June 27, 2016 by Paul Goldsmith
If you thought we were done with major political decisions until 2020, you’ve got another think coming. Whoever the Tories elect as their new leader, and thus Prime Minister, should, for both democratic and political reasons, call a General Election immediately.
The reason for this are as follows:
Firstly, the vote to leave is a material change in the situation our country is in. In requires a strategy for the renegotiation of our place in the world that ideally will be endorsed by the British people through the doctrine of the manifesto (the document political parties produce at elections which lists policies that, should they be in government, they have a mandate to implement).
Secondly, about 500 MPs supported the Remain side in this referendum and are not going to be comfortable blindly supporting the provisions that have to be put in place in terms of treaty agreements to leave the EU. Therefore, some of them need to consider their position in Parliament and may welcome a chance to do so. Effectively, Parliament is officially at odds with the people over an incredibly important issue (the way we are governed), and as our representatives, that may not be a tenable situation.

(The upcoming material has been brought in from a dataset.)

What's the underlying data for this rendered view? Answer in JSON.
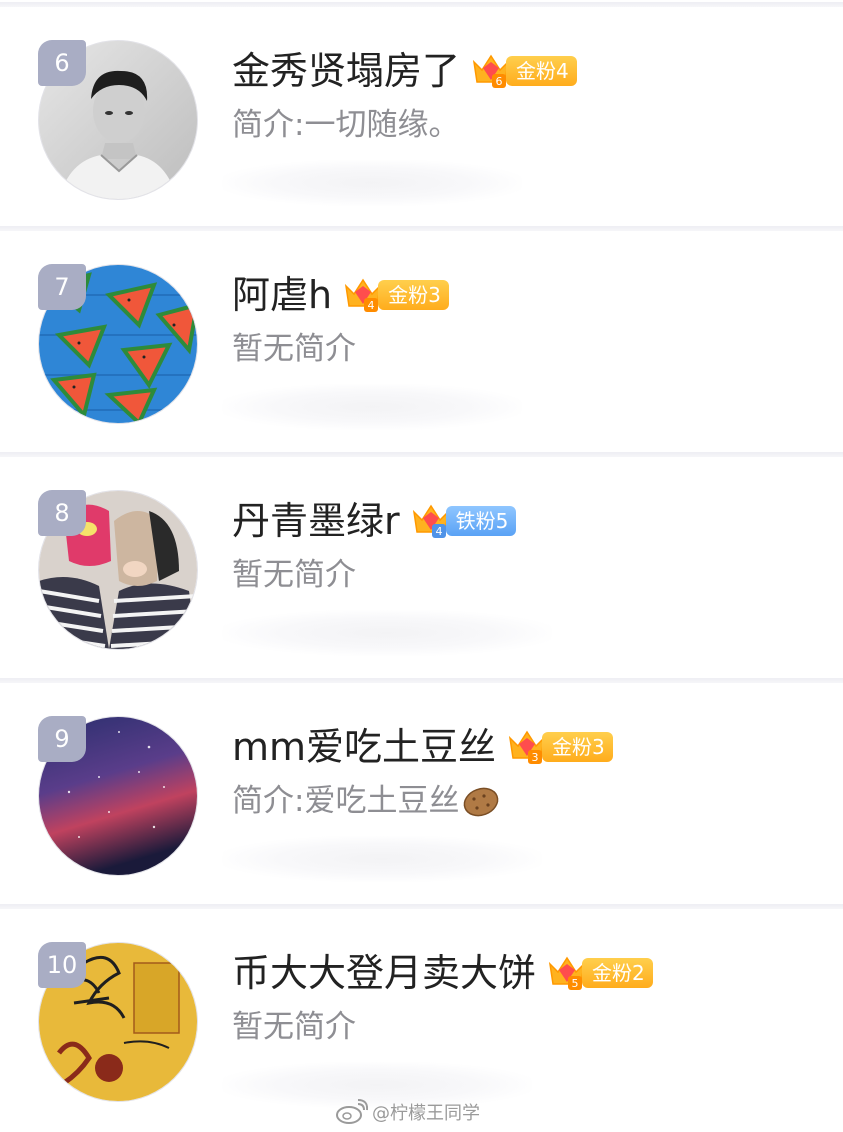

Thirdly, and this is political, the Labour Party are in what I shall call electability turmoil. If Jeremy Corbyn is still in place as leader when the new Conservative PM walks into 10 Downing Street, they would be mad not to walk straight out again and call an election, because the Tories would not just win, they would extend their majority by a long way. Even if Corbyn is defenestrated, which looks possible this week in terms of at least the possibility of also having a Labour leadership election, the replacement, should there be one (and the members might still re-elect Corbyn, will still be unlikely to be someone swing voters will move to. The Party isn’t ready to elect Dan Jarvis, Chuka Umuna, David Miliband (if he comes back), yet as they are too “right wing” but the electorate just isn’t where the party is at the moment. So the Conservatives have a chance to extend their majority and extend their time in Government until at least 2022 if a General election is called now.

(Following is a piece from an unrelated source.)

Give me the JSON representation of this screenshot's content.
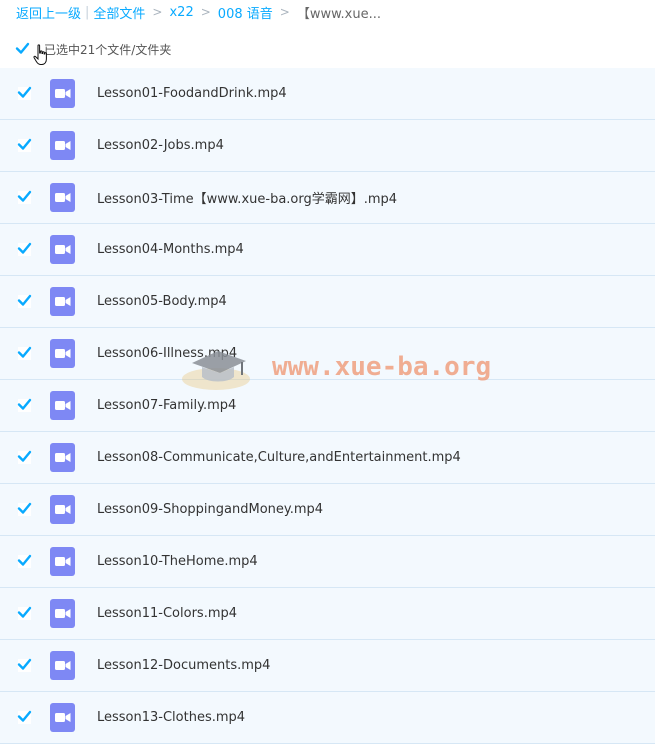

Fourthly – and this is about a combination of our political culture, expectations and the issue of democratic consent – a new Prime Minister, who will have been chosen first by Tory MPs whittling the options down to two and then 150,000 Conservative party members picking the winner. When Gordon Brown acceded unopposed to be Prime Minister in 2007 there was clamour for him to renew his democratic mandate by calling a General election. Brown didn’t do so and this is widely to be considered to have been a mistake firstly because the financial crisis hadn’t hit so he was in the best position he was ever going to have been, and secondly because he looked like he was ducking out of asking the electorate to endorse his Premiership. The new Tory Prime Minister may be in the best position politically they will ever be in, and so it will be a good time to call that election.
Of course, at the moment they are not actually in a legal position to do so. The Fixed Term Parliament Act specifically legislates against a Prime Minister calling elections at their own discretion. Essentially the next General Election date is set already for May 2020.
But there are ways out. Firstly if two thirds of Parliament vote to have a General Election it can happen. Secondly, if there is a vote of no confidence in the Government, particularly following a Budget or Queen’s Speech. Thirdly, the Fixed Term Parliament Act can be repealed. The first way might happen, no PM is likely to want to be forced by the second way, and the third way depends on what Parliament actually thinks of the Act itself, and it might be something that is good for the country in terms of political stability.
We are in uncharted waters, and no-one likes uncertainty, but it could be said that a quick General Election could actually reduce uncertainty. Again, we shall see.